Can a person really change for the better? This question is asked so often, it is almost cliché. What is God’s viewpoint on this question? Can a person really change? The Book of Acts gives an account of a person changing drastically for the better. At one point in his life, Saul (later referred to in the Scriptures as the Apostle Paul) was doing serious harm to the household of disciples, hindering the movement of God’s Word. By the end of his life, he had changed so much that he not only helped the Church of God, but he, by God’s direction, wrote a large portion of the New Testament and was one of the prominent leaders during the time period of the Book of Acts. Let’s consider what changed Paul for the better. Then, like Paul, we can change for the better by going to God’s Word and by surrounding ourselves with disciples who will help us direct our thoughts to God’s Word.
The first mention of Saul is in the context of the execution by stoning of a wonderful believer, Stephen. Saul was not only present for that event, but he consented unto it. God’s Word goes on to describe Saul’s way of life.
As for Saul, he made havock of the church, entering into every house, and haling men and women committed them to prison.
Acts 9 describes how Saul changed. In the beginning of Acts 9, Saul was traveling to arrest the disciples of the Lord Jesus Christ at Damascus and bring them bound to Jerusalem. During this journey, in a phenomenal display of God’s power, Jesus Christ appeared to Saul and spoke God’s Word to him and told him who God had called him to be.
And as he journeyed, he came near Damascus: and suddenly there shined round about him a light from heaven.
Some of what Jesus said is recorded in verses 4 through 6 of Acts 9; more can be read in Acts 26.
But rise, and stand upon thy feet: for I [Jesus] have appeared unto thee [Saul] for this purpose, to make thee a minister and a witness both of these things which thou hast seen, and of those things in the which I will appear unto thee;
Delivering thee from the people, and from the Gentiles, unto whom now I send thee,
To open their eyes, and to turn them from darkness to light, and from the power of Satan unto God, that they may receive forgiveness of sins, and inheritance among them which are sanctified by faith that is in me.

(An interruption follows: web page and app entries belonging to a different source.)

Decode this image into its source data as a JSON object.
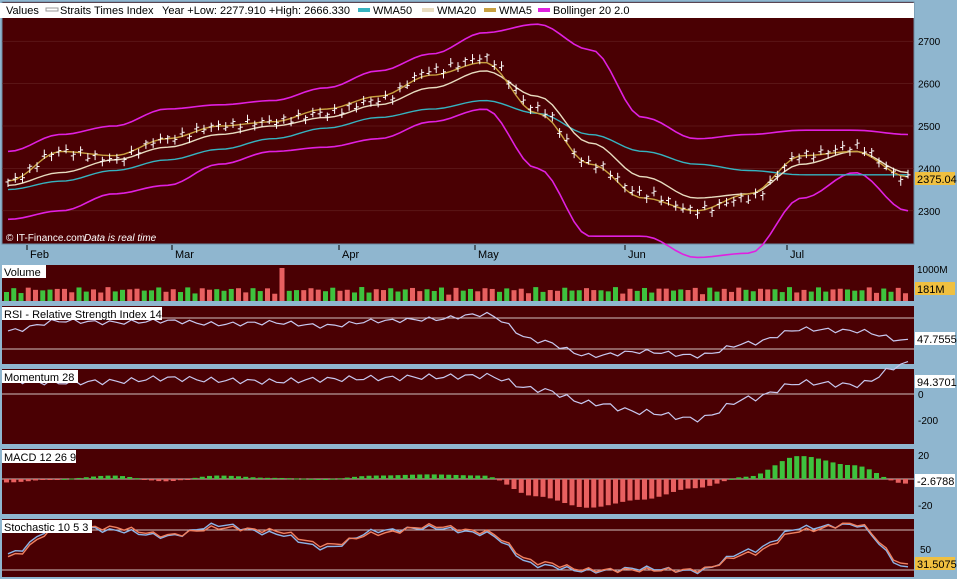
{
  "legend": {
    "values_label": "Values",
    "index_name": "Straits Times Index",
    "range_text": "Year +Low: 2277.910 +High: 2666.330",
    "items": [
      {
        "label": "WMA50",
        "color": "#36b3c0"
      },
      {
        "label": "WMA20",
        "color": "#e8dcc0"
      },
      {
        "label": "WMA5",
        "color": "#c8a040"
      },
      {
        "label": "Bollinger 20 2.0",
        "color": "#e020e0"
      }
    ]
  },
  "price": {
    "y_ticks": [
      "2700",
      "2600",
      "2500",
      "2400",
      "2300"
    ],
    "last_value": "2375.04",
    "copyright": "© IT-Finance.com",
    "realtime_note": "Data is real time"
  },
  "months": [
    "Feb",
    "Mar",
    "Apr",
    "May",
    "Jun",
    "Jul"
  ],
  "panels": {
    "volume": {
      "title": "Volume",
      "axis_label": "1000M",
      "value": "181M"
    },
    "rsi": {
      "title": "RSI - Relative Strength Index 14",
      "value": "47.7555"
    },
    "momentum": {
      "title": "Momentum 28",
      "axis_labels": [
        "0",
        "-200"
      ],
      "value": "94.3701"
    },
    "macd": {
      "title": "MACD 12 26 9",
      "axis_labels": [
        "20",
        "-20"
      ],
      "value": "-2.6788"
    },
    "stochastic": {
      "title": "Stochastic 10 5 3",
      "axis_label": "50",
      "value": "31.5075"
    }
  },
  "colors": {
    "panel_bg": "#4a0003",
    "frame": "#8fb6cf",
    "up": "#3ec23e",
    "down": "#e86060",
    "indicator_line": "#c8c8f0",
    "stoch_k": "#8cb4e8",
    "stoch_d": "#f08060",
    "price_tag": "#f0c040"
  },
  "chart_data": {
    "type": "line",
    "title": "Straits Times Index",
    "x": [
      "Feb",
      "Mar",
      "Apr",
      "May",
      "Jun",
      "Jul"
    ],
    "ylim": [
      2250,
      2750
    ],
    "series": [
      {
        "name": "Straits Times Index",
        "values": [
          2370,
          2440,
          2420,
          2470,
          2500,
          2510,
          2530,
          2560,
          2630,
          2660,
          2540,
          2410,
          2340,
          2300,
          2330,
          2430,
          2450,
          2375
        ]
      },
      {
        "name": "WMA50",
        "values": [
          2350,
          2370,
          2395,
          2420,
          2445,
          2470,
          2495,
          2520,
          2540,
          2560,
          2530,
          2480,
          2440,
          2410,
          2395,
          2385,
          2385,
          2385
        ]
      },
      {
        "name": "WMA20",
        "values": [
          2360,
          2390,
          2420,
          2450,
          2480,
          2500,
          2520,
          2550,
          2590,
          2630,
          2570,
          2460,
          2380,
          2330,
          2340,
          2410,
          2440,
          2390
        ]
      },
      {
        "name": "WMA5",
        "values": [
          2370,
          2440,
          2430,
          2470,
          2500,
          2510,
          2540,
          2570,
          2620,
          2650,
          2530,
          2410,
          2330,
          2300,
          2340,
          2430,
          2440,
          2380
        ]
      },
      {
        "name": "Bollinger 20 2.0",
        "values": [
          2440,
          2480,
          2500,
          2540,
          2550,
          2560,
          2590,
          2630,
          2670,
          2720,
          2740,
          2680,
          2520,
          2470,
          2480,
          2490,
          2490,
          2480
        ]
      }
    ]
  }
}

After receiving this remarkable vision for his life and for what he was called to do for God, Saul’s response was one of meekness to the Word: “Lord, what wilt thou have me to do?” Saul then received instruction to go into the city of Damascus, and he, along with his companions, obeyed the instruction given. Verses 9 through 17 of Acts 9 tell us that Saul needed healing and record God giving a disciple in Damascus named Ananias revelation to heal him and to establish what Saul had heard.
And Ananias went his way, and entered into the house; and putting his hands on him said, Brother Saul, the Lord, even Jesus, that appeared unto thee in the way as thou camest, hath sent me, that thou mightest receive thy sight, and be filled with the Holy Ghost [the gift of holy spirit in manifestation].
And immediately there fell from his eyes as it had been scales: and he received sight forthwith, and arose, and was baptized.
And when he had received meat, he was strengthened. Then was Saul certain days with the disciples which were at Damascus.
Saul needed the help of the local believers to help him rise up to the vision Jesus Christ had laid out for him. In the verses following, we see that he began to boldly teach and preach that Christ is the Son of God. People were amazed at the transformation!
What changed Paul? Two things were God’s Word about who he was called to be and being with believers like Ananias who could help him and teach him the Word. Throughout the rest of his life, Paul continued to learn more of God’s Word and surround himself with believers who reminded him of God’s Word. Like Paul, we can change for the better by going to God’s Word and by surrounding ourselves with disciples who will help us direct our thoughts to God’s Word. Not only can we change for the better, but we can be like the disciples in Damascus and help others change for the better too!